_Task_: Check each line below for the word "true", and copy those that have it.

════════

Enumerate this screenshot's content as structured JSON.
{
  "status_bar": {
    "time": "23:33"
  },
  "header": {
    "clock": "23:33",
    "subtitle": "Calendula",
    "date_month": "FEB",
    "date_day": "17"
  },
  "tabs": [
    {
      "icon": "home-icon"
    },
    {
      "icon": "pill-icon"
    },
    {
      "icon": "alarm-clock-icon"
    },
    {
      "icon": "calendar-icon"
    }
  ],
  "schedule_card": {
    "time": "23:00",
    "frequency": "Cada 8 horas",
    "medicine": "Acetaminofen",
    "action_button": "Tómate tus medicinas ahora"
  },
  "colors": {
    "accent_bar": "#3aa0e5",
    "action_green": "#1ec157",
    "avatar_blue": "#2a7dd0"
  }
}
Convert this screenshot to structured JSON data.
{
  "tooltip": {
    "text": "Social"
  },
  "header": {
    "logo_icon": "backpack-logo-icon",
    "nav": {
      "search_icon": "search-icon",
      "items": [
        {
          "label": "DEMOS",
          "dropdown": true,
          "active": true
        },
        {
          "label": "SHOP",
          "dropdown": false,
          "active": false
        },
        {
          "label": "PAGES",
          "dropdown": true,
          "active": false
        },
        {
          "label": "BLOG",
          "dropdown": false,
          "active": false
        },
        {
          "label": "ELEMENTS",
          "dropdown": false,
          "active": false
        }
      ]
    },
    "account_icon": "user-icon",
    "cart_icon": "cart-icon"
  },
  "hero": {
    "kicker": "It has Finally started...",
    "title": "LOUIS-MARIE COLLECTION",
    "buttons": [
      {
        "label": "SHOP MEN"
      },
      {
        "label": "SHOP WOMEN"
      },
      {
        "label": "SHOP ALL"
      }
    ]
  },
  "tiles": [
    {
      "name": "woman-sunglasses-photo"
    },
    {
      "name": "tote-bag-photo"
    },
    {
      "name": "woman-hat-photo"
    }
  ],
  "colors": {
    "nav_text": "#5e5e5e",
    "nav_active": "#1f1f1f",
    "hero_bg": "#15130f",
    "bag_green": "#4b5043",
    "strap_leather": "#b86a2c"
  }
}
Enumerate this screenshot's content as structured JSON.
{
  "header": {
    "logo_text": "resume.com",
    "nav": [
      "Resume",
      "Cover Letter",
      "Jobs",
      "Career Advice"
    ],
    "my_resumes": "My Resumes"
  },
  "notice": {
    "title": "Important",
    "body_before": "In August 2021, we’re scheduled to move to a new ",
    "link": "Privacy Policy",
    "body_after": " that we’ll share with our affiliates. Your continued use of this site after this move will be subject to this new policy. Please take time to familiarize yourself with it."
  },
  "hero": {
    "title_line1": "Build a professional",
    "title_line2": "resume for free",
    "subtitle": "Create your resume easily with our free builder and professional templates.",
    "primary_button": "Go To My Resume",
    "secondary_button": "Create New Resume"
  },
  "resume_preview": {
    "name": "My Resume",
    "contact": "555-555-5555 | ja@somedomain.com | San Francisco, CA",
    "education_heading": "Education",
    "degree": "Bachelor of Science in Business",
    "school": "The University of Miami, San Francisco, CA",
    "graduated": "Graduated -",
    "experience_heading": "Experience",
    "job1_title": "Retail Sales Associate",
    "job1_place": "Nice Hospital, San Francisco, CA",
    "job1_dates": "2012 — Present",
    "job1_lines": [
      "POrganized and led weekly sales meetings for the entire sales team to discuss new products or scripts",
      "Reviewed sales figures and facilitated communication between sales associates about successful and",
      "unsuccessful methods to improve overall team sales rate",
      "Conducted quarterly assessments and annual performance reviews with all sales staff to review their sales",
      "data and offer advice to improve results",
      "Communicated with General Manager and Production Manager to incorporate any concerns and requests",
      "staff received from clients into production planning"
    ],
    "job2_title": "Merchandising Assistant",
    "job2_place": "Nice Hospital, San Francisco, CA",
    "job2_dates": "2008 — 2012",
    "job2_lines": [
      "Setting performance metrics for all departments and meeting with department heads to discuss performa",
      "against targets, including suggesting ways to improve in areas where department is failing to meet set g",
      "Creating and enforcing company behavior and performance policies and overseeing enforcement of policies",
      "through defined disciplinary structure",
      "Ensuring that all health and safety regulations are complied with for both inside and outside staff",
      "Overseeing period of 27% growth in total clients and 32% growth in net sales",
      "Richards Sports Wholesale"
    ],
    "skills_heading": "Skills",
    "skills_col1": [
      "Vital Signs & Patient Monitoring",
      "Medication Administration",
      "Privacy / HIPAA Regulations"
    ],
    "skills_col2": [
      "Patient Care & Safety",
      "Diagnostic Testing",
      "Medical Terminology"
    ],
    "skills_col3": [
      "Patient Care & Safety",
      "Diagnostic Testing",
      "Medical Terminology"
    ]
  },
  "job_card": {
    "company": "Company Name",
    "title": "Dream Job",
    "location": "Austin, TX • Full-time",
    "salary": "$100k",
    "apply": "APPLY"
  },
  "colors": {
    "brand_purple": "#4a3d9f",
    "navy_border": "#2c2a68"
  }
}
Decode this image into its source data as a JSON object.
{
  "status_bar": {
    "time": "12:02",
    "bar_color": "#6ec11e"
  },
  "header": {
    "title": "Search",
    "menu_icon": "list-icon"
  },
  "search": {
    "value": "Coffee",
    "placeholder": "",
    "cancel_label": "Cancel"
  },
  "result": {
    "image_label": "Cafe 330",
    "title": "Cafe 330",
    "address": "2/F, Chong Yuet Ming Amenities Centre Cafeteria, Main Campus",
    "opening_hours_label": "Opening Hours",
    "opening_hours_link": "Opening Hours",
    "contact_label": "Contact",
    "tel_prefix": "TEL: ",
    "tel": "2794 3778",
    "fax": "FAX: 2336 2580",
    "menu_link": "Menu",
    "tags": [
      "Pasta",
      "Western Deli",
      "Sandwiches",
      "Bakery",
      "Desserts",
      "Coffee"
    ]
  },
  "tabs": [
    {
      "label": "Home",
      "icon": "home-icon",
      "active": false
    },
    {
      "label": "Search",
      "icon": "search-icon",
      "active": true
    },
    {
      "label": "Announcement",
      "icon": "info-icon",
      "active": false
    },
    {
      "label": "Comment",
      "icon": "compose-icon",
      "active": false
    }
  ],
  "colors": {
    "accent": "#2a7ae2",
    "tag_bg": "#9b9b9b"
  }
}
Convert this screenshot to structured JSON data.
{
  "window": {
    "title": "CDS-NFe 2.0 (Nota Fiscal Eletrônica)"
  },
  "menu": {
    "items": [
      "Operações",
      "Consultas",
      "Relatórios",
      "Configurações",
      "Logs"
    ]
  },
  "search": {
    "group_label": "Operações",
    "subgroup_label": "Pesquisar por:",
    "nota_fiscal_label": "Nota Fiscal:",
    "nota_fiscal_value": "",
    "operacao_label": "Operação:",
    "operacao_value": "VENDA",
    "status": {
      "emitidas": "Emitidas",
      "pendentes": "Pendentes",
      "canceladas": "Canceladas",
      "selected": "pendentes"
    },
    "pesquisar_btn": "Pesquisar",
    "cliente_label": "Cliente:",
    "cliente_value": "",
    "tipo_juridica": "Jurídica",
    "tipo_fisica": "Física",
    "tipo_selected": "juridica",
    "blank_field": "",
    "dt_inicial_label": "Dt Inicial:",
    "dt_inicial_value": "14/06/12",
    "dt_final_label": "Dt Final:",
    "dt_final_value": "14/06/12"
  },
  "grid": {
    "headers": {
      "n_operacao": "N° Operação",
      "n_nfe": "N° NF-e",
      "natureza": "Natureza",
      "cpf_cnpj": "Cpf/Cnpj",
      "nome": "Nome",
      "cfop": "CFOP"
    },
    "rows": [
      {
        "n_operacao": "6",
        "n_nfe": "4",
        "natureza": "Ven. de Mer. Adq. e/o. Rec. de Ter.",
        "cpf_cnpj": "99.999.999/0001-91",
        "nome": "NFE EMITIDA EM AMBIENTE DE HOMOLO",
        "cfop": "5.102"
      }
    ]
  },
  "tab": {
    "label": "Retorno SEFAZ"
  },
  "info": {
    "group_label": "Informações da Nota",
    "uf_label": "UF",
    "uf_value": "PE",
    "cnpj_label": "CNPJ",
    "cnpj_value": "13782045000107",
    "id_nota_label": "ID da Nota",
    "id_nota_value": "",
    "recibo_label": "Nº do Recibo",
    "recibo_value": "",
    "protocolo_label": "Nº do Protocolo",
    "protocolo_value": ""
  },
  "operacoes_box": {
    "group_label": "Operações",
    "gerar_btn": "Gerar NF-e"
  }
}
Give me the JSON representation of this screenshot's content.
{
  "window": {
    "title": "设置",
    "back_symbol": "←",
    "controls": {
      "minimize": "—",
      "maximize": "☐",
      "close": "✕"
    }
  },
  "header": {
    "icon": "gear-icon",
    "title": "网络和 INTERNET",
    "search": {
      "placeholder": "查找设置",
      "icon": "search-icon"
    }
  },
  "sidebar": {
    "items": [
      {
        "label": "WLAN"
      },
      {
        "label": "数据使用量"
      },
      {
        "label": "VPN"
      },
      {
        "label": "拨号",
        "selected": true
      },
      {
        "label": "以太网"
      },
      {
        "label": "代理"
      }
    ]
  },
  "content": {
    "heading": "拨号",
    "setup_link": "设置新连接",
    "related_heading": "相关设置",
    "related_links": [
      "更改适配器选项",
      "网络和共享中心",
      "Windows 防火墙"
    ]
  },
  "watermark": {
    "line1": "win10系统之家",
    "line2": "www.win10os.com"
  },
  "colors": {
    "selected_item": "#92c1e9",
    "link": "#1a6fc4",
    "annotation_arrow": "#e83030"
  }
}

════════

_Result of the task_:
          "dropdown": true,
          "active": true
          "dropdown": true,
      "active": true
        "selected": true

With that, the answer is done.